**Problem**
In the listing below, look for "description" and copy every line that has it.

Top of Data extract

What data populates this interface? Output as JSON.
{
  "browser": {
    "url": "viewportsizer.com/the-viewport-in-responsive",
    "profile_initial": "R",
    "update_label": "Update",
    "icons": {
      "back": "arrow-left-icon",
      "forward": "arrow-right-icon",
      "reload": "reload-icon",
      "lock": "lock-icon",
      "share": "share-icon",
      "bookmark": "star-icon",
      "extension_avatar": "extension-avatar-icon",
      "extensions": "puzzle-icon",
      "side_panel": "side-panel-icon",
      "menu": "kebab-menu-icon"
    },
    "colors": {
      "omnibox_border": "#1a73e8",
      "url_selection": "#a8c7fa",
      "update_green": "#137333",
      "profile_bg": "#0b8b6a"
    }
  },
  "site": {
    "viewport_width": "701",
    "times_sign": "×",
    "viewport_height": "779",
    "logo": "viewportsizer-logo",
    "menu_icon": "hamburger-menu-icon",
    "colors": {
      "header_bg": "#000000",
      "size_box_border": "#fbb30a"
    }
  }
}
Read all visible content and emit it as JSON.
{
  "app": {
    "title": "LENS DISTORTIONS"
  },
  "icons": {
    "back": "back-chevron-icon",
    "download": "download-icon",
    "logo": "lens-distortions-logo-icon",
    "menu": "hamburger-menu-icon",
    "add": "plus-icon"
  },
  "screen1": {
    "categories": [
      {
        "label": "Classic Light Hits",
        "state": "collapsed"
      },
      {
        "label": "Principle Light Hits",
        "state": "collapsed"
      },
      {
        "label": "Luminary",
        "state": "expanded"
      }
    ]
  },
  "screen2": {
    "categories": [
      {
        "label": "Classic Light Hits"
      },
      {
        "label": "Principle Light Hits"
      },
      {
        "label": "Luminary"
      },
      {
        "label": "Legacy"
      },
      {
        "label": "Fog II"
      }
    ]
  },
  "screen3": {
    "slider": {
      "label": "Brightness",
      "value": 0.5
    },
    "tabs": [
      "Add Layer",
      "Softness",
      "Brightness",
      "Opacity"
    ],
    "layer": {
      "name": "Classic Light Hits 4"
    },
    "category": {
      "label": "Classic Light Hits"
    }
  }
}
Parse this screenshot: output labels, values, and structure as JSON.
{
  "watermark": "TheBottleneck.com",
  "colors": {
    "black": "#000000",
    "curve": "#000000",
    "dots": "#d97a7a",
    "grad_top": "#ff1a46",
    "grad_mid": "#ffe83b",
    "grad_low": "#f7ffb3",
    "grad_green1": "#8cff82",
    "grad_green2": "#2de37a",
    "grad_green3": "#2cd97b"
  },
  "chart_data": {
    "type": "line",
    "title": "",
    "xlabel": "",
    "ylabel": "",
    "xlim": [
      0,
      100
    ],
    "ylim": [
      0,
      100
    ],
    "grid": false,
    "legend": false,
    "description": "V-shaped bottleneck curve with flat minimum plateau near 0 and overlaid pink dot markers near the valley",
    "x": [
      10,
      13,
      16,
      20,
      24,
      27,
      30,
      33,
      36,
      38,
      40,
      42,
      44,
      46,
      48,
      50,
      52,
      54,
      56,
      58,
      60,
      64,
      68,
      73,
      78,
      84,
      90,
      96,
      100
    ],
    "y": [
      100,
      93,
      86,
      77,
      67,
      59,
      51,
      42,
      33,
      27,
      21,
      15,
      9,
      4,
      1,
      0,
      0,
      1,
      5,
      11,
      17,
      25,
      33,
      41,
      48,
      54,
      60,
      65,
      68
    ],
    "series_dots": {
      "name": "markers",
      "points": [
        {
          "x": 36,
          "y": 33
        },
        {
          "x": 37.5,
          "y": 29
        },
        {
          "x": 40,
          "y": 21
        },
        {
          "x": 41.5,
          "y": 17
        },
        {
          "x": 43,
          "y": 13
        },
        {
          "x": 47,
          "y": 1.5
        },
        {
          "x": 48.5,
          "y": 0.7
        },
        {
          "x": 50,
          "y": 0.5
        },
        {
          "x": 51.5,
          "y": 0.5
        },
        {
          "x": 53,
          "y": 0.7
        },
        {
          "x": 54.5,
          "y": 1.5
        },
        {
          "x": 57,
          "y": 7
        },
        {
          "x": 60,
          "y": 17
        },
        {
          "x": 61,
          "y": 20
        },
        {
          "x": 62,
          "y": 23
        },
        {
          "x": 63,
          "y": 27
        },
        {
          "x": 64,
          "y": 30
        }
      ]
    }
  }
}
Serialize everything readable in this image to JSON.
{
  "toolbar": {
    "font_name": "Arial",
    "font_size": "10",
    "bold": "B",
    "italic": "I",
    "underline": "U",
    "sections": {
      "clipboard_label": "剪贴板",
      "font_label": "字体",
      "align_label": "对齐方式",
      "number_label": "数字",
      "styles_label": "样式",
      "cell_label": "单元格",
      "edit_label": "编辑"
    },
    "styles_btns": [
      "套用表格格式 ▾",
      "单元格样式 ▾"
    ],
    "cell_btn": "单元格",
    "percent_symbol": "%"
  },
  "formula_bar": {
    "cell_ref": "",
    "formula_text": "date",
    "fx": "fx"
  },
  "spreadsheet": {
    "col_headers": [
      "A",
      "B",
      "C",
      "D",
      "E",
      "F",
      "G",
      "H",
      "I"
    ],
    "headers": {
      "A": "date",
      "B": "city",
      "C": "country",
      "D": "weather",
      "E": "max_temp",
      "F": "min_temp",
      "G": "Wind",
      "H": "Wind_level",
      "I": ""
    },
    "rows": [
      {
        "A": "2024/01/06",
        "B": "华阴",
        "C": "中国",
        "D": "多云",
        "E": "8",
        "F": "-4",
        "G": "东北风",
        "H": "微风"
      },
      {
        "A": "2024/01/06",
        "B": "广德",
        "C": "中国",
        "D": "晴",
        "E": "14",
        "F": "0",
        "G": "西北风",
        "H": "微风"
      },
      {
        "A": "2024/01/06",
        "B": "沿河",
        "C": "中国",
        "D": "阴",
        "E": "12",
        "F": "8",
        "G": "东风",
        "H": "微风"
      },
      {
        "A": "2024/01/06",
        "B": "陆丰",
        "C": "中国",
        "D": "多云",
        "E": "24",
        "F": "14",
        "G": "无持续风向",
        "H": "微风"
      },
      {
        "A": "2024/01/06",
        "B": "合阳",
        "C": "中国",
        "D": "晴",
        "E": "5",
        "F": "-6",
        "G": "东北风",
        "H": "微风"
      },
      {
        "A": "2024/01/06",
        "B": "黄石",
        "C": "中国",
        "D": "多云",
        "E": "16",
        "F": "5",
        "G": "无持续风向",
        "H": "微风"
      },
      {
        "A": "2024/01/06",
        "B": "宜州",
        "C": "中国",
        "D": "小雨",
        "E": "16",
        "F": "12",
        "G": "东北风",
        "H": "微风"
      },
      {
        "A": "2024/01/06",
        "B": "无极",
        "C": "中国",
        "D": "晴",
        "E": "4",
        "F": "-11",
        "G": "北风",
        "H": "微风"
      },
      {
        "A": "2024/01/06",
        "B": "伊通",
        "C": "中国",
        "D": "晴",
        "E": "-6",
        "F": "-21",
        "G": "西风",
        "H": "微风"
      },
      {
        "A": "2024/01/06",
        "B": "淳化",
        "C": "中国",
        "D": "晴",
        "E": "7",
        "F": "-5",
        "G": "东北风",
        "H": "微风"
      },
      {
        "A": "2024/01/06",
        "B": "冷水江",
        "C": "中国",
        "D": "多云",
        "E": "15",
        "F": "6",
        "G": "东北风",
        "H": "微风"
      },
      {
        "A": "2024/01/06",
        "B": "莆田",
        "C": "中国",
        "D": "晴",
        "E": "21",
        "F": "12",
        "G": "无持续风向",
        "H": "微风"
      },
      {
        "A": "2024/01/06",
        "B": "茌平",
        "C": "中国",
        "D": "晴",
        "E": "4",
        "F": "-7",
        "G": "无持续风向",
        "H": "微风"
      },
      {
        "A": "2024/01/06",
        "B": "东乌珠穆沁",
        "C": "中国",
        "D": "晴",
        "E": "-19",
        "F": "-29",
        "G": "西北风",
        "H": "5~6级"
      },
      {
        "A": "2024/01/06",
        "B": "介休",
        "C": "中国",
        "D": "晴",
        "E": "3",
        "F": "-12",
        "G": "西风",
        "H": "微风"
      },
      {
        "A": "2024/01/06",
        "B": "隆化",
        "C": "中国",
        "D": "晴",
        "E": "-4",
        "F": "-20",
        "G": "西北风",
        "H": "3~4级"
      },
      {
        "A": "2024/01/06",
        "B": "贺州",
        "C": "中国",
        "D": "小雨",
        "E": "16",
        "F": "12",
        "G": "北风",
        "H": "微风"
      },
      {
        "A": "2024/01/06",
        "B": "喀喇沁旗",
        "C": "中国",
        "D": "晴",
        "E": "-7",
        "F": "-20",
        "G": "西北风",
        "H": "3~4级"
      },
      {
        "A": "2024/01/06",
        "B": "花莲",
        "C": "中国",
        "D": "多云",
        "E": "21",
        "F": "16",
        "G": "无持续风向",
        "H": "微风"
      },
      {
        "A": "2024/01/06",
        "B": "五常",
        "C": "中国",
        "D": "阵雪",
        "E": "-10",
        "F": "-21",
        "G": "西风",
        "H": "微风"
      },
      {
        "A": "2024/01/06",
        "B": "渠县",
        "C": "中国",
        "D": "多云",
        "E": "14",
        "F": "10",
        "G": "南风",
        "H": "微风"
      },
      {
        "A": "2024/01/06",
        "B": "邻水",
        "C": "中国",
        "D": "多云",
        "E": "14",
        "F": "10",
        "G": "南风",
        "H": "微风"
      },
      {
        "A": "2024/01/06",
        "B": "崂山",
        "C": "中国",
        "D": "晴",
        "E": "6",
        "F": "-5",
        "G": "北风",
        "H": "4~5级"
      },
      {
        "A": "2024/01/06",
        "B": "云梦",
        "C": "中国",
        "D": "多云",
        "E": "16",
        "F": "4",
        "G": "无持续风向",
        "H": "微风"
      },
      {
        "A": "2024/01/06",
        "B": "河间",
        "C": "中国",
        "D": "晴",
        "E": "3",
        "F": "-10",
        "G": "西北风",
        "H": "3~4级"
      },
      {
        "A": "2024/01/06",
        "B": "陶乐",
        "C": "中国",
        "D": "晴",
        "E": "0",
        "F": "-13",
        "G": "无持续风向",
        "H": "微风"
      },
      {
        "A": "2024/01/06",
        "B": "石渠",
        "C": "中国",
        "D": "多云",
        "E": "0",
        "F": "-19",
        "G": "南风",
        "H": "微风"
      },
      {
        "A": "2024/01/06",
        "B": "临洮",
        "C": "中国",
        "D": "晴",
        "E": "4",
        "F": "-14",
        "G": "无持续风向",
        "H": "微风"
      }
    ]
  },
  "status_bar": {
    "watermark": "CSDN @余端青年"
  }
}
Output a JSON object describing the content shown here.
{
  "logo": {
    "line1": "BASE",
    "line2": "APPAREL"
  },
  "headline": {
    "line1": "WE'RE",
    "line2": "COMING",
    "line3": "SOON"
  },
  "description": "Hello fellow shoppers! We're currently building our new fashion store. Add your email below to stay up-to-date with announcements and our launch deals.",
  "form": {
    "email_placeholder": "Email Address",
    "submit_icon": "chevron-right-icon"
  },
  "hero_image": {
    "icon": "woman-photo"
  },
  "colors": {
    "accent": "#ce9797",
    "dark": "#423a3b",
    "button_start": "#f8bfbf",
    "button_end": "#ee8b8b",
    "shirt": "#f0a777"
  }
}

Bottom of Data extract

**Reply**
    "description": "V-shaped bottleneck curve with flat minimum plateau near 0 and overlaid pink dot markers near the valley",
  "description": "Hello fellow shoppers! We're currently building our new fashion store. Add your email below to stay up-to-date with announcements and our launch deals.",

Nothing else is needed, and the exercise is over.